* **Instructions to follow**:
In full and without changes, output the data.

[Data excerpts]
┏━━

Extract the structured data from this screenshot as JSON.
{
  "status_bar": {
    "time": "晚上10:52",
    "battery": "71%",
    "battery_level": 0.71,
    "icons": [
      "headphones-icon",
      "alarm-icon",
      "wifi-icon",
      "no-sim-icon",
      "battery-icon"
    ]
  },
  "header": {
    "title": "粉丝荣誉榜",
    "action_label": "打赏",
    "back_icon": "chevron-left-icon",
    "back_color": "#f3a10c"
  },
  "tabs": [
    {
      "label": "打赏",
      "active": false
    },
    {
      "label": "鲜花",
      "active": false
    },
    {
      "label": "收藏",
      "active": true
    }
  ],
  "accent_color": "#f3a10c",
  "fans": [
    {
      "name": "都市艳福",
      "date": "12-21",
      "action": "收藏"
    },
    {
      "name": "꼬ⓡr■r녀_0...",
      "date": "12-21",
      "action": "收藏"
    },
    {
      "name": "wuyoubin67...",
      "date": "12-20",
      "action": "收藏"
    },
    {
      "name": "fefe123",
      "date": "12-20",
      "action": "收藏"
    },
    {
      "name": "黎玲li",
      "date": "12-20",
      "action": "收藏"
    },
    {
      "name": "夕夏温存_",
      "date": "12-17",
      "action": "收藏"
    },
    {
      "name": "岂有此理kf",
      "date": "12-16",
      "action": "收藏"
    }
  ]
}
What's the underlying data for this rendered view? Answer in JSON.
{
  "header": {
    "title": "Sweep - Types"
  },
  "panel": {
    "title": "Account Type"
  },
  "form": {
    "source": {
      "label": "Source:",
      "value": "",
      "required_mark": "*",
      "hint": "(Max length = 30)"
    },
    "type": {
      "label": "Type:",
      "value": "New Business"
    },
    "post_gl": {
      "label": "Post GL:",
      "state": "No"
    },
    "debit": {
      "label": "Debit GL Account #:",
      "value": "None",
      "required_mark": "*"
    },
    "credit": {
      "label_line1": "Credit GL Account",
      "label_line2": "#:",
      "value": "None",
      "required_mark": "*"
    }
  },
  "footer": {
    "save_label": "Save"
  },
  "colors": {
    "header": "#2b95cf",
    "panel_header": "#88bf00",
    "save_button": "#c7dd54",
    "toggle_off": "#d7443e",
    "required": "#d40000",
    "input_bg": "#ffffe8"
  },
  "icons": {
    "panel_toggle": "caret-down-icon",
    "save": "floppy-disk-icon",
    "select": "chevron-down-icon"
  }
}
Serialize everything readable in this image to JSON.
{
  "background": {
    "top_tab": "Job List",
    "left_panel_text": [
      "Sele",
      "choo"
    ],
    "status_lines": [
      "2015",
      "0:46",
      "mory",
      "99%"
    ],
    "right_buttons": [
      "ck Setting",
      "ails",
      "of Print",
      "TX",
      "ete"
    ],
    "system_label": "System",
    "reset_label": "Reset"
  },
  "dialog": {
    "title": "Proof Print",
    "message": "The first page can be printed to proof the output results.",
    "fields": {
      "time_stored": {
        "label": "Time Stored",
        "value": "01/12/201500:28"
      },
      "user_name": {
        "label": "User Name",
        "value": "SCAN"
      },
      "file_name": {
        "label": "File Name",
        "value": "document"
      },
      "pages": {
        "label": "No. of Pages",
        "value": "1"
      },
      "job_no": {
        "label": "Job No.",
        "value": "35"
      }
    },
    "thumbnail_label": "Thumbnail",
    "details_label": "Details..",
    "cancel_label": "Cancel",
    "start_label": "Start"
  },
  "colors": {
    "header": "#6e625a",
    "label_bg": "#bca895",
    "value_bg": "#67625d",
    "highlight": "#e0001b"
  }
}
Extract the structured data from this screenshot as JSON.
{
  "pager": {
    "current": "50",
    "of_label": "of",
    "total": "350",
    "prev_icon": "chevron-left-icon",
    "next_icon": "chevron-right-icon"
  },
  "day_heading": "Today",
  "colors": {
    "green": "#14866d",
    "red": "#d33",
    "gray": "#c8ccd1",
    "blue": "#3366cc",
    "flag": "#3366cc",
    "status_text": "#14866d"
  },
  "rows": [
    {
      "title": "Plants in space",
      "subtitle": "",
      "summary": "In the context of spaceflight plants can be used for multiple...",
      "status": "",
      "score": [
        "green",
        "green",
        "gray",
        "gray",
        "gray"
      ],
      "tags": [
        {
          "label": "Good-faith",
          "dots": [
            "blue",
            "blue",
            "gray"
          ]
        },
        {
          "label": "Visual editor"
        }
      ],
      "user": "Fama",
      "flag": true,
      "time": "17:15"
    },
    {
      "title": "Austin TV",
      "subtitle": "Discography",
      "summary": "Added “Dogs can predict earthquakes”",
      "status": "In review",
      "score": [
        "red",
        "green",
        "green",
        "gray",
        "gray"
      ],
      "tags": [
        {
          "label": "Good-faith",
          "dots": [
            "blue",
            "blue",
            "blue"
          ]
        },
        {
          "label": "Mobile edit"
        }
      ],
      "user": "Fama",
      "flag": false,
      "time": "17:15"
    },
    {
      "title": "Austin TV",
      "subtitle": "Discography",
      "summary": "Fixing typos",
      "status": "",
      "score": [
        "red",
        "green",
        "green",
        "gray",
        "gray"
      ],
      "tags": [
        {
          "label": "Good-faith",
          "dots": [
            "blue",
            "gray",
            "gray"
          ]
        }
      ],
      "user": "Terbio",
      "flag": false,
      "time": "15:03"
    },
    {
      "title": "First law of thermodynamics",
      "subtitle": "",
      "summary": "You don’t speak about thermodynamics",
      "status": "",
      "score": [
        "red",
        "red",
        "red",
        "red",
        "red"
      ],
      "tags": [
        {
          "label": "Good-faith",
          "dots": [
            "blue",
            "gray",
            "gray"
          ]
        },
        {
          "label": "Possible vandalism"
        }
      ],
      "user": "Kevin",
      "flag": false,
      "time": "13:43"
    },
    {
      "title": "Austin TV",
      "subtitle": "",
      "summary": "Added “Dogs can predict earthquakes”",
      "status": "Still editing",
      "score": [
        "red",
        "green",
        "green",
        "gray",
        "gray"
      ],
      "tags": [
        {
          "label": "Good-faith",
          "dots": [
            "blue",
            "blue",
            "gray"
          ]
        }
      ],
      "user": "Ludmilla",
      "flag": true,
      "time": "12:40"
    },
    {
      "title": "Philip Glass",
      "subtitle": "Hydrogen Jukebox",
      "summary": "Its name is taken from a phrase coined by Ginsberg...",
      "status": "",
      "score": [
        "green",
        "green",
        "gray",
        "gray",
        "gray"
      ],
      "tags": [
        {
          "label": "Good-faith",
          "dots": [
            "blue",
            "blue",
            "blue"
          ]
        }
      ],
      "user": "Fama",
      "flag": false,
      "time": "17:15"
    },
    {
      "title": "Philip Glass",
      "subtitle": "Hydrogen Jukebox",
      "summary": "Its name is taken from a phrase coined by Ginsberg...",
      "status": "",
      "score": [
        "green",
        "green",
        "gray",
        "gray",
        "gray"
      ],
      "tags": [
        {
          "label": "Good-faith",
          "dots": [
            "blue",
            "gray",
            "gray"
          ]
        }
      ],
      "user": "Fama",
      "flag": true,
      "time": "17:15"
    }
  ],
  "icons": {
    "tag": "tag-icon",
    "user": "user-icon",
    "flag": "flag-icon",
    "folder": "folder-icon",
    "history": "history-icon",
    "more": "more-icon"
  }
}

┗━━

* **Response**:
Extract the structured data from this screenshot as JSON.
{
  "status_bar": {
    "time": "晚上10:52",
    "battery": "71%",
    "battery_level": 0.71,
    "icons": [
      "headphones-icon",
      "alarm-icon",
      "wifi-icon",
      "no-sim-icon",
      "battery-icon"
    ]
  },
  "header": {
    "title": "粉丝荣誉榜",
    "action_label": "打赏",
    "back_icon": "chevron-left-icon",
    "back_color": "#f3a10c"
  },
  "tabs": [
    {
      "label": "打赏",
      "active": false
    },
    {
      "label": "鲜花",
      "active": false
    },
    {
      "label": "收藏",
      "active": true
    }
  ],
  "accent_color": "#f3a10c",
  "fans": [
    {
      "name": "都市艳福",
      "date": "12-21",
      "action": "收藏"
    },
    {
      "name": "꼬ⓡr■r녀_0...",
      "date": "12-21",
      "action": "收藏"
    },
    {
      "name": "wuyoubin67...",
      "date": "12-20",
      "action": "收藏"
    },
    {
      "name": "fefe123",
      "date": "12-20",
      "action": "收藏"
    },
    {
      "name": "黎玲li",
      "date": "12-20",
      "action": "收藏"
    },
    {
      "name": "夕夏温存_",
      "date": "12-17",
      "action": "收藏"
    },
    {
      "name": "岂有此理kf",
      "date": "12-16",
      "action": "收藏"
    }
  ]
}
What's the underlying data for this rendered view? Answer in JSON.
{
  "header": {
    "title": "Sweep - Types"
  },
  "panel": {
    "title": "Account Type"
  },
  "form": {
    "source": {
      "label": "Source:",
      "value": "",
      "required_mark": "*",
      "hint": "(Max length = 30)"
    },
    "type": {
      "label": "Type:",
      "value": "New Business"
    },
    "post_gl": {
      "label": "Post GL:",
      "state": "No"
    },
    "debit": {
      "label": "Debit GL Account #:",
      "value": "None",
      "required_mark": "*"
    },
    "credit": {
      "label_line1": "Credit GL Account",
      "label_line2": "#:",
      "value": "None",
      "required_mark": "*"
    }
  },
  "footer": {
    "save_label": "Save"
  },
  "colors": {
    "header": "#2b95cf",
    "panel_header": "#88bf00",
    "save_button": "#c7dd54",
    "toggle_off": "#d7443e",
    "required": "#d40000",
    "input_bg": "#ffffe8"
  },
  "icons": {
    "panel_toggle": "caret-down-icon",
    "save": "floppy-disk-icon",
    "select": "chevron-down-icon"
  }
}
Serialize everything readable in this image to JSON.
{
  "background": {
    "top_tab": "Job List",
    "left_panel_text": [
      "Sele",
      "choo"
    ],
    "status_lines": [
      "2015",
      "0:46",
      "mory",
      "99%"
    ],
    "right_buttons": [
      "ck Setting",
      "ails",
      "of Print",
      "TX",
      "ete"
    ],
    "system_label": "System",
    "reset_label": "Reset"
  },
  "dialog": {
    "title": "Proof Print",
    "message": "The first page can be printed to proof the output results.",
    "fields": {
      "time_stored": {
        "label": "Time Stored",
        "value": "01/12/201500:28"
      },
      "user_name": {
        "label": "User Name",
        "value": "SCAN"
      },
      "file_name": {
        "label": "File Name",
        "value": "document"
      },
      "pages": {
        "label": "No. of Pages",
        "value": "1"
      },
      "job_no": {
        "label": "Job No.",
        "value": "35"
      }
    },
    "thumbnail_label": "Thumbnail",
    "details_label": "Details..",
    "cancel_label": "Cancel",
    "start_label": "Start"
  },
  "colors": {
    "header": "#6e625a",
    "label_bg": "#bca895",
    "value_bg": "#67625d",
    "highlight": "#e0001b"
  }
}
Extract the structured data from this screenshot as JSON.
{
  "pager": {
    "current": "50",
    "of_label": "of",
    "total": "350",
    "prev_icon": "chevron-left-icon",
    "next_icon": "chevron-right-icon"
  },
  "day_heading": "Today",
  "colors": {
    "green": "#14866d",
    "red": "#d33",
    "gray": "#c8ccd1",
    "blue": "#3366cc",
    "flag": "#3366cc",
    "status_text": "#14866d"
  },
  "rows": [
    {
      "title": "Plants in space",
      "subtitle": "",
      "summary": "In the context of spaceflight plants can be used for multiple...",
      "status": "",
      "score": [
        "green",
        "green",
        "gray",
        "gray",
        "gray"
      ],
      "tags": [
        {
          "label": "Good-faith",
          "dots": [
            "blue",
            "blue",
            "gray"
          ]
        },
        {
          "label": "Visual editor"
        }
      ],
      "user": "Fama",
      "flag": true,
      "time": "17:15"
    },
    {
      "title": "Austin TV",
      "subtitle": "Discography",
      "summary": "Added “Dogs can predict earthquakes”",
      "status": "In review",
      "score": [
        "red",
        "green",
        "green",
        "gray",
        "gray"
      ],
      "tags": [
        {
          "label": "Good-faith",
          "dots": [
            "blue",
            "blue",
            "blue"
          ]
        },
        {
          "label": "Mobile edit"
        }
      ],
      "user": "Fama",
      "flag": false,
      "time": "17:15"
    },
    {
      "title": "Austin TV",
      "subtitle": "Discography",
      "summary": "Fixing typos",
      "status": "",
      "score": [
        "red",
        "green",
        "green",
        "gray",
        "gray"
      ],
      "tags": [
        {
          "label": "Good-faith",
          "dots": [
            "blue",
            "gray",
            "gray"
          ]
        }
      ],
      "user": "Terbio",
      "flag": false,
      "time": "15:03"
    },
    {
      "title": "First law of thermodynamics",
      "subtitle": "",
      "summary": "You don’t speak about thermodynamics",
      "status": "",
      "score": [
        "red",
        "red",
        "red",
        "red",
        "red"
      ],
      "tags": [
        {
          "label": "Good-faith",
          "dots": [
            "blue",
            "gray",
            "gray"
          ]
        },
        {
          "label": "Possible vandalism"
        }
      ],
      "user": "Kevin",
      "flag": false,
      "time": "13:43"
    },
    {
      "title": "Austin TV",
      "subtitle": "",
      "summary": "Added “Dogs can predict earthquakes”",
      "status": "Still editing",
      "score": [
        "red",
        "green",
        "green",
        "gray",
        "gray"
      ],
      "tags": [
        {
          "label": "Good-faith",
          "dots": [
            "blue",
            "blue",
            "gray"
          ]
        }
      ],
      "user": "Ludmilla",
      "flag": true,
      "time": "12:40"
    },
    {
      "title": "Philip Glass",
      "subtitle": "Hydrogen Jukebox",
      "summary": "Its name is taken from a phrase coined by Ginsberg...",
      "status": "",
      "score": [
        "green",
        "green",
        "gray",
        "gray",
        "gray"
      ],
      "tags": [
        {
          "label": "Good-faith",
          "dots": [
            "blue",
            "blue",
            "blue"
          ]
        }
      ],
      "user": "Fama",
      "flag": false,
      "time": "17:15"
    },
    {
      "title": "Philip Glass",
      "subtitle": "Hydrogen Jukebox",
      "summary": "Its name is taken from a phrase coined by Ginsberg...",
      "status": "",
      "score": [
        "green",
        "green",
        "gray",
        "gray",
        "gray"
      ],
      "tags": [
        {
          "label": "Good-faith",
          "dots": [
            "blue",
            "gray",
            "gray"
          ]
        }
      ],
      "user": "Fama",
      "flag": true,
      "time": "17:15"
    }
  ],
  "icons": {
    "tag": "tag-icon",
    "user": "user-icon",
    "flag": "flag-icon",
    "folder": "folder-icon",
    "history": "history-icon",
    "more": "more-icon"
  }
}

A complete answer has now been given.